Entries from a dataset of interfaces
»»
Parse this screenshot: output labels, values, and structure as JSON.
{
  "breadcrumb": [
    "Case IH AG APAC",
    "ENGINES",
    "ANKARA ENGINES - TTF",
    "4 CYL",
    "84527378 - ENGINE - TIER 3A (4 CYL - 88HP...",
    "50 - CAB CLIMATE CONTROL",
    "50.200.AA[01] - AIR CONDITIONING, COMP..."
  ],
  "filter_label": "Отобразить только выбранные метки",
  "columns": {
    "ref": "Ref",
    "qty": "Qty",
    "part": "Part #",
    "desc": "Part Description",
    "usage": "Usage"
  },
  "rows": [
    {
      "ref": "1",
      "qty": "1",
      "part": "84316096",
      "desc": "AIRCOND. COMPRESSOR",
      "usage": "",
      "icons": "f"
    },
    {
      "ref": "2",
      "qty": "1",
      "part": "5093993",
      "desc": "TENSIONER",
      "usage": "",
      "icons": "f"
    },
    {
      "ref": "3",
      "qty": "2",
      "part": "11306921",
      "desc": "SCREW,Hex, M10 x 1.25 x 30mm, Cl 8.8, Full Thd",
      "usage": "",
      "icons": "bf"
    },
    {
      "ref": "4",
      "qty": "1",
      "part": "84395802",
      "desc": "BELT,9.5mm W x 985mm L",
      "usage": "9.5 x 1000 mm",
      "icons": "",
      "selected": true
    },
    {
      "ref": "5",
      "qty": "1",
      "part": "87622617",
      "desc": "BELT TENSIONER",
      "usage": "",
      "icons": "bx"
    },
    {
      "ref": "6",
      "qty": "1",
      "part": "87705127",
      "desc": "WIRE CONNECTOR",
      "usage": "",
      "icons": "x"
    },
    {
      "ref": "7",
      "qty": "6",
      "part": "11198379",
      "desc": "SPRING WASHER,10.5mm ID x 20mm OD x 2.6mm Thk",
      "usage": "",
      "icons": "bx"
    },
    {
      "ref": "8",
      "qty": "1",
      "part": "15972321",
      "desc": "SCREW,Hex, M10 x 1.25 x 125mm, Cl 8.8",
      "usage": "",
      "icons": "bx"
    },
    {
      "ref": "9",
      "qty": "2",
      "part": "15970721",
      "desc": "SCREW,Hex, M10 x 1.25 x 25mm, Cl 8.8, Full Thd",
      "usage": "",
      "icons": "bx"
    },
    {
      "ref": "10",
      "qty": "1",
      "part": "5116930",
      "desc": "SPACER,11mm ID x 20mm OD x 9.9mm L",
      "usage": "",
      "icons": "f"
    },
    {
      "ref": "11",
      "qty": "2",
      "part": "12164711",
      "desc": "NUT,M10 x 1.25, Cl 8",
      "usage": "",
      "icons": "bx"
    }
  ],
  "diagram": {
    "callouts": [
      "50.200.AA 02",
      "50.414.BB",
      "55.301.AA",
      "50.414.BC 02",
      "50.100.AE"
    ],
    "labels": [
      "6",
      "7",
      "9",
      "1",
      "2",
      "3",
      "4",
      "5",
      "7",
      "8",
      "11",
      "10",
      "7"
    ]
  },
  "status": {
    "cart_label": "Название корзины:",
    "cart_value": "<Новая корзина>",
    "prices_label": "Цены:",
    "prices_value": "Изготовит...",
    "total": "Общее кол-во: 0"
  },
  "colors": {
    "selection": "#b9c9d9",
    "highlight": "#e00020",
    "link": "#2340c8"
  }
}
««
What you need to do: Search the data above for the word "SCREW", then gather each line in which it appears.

Answer:
      "desc": "SCREW,Hex, M10 x 1.25 x 30mm, Cl 8.8, Full Thd",
      "desc": "SCREW,Hex, M10 x 1.25 x 125mm, Cl 8.8",
      "desc": "SCREW,Hex, M10 x 1.25 x 25mm, Cl 8.8, Full Thd",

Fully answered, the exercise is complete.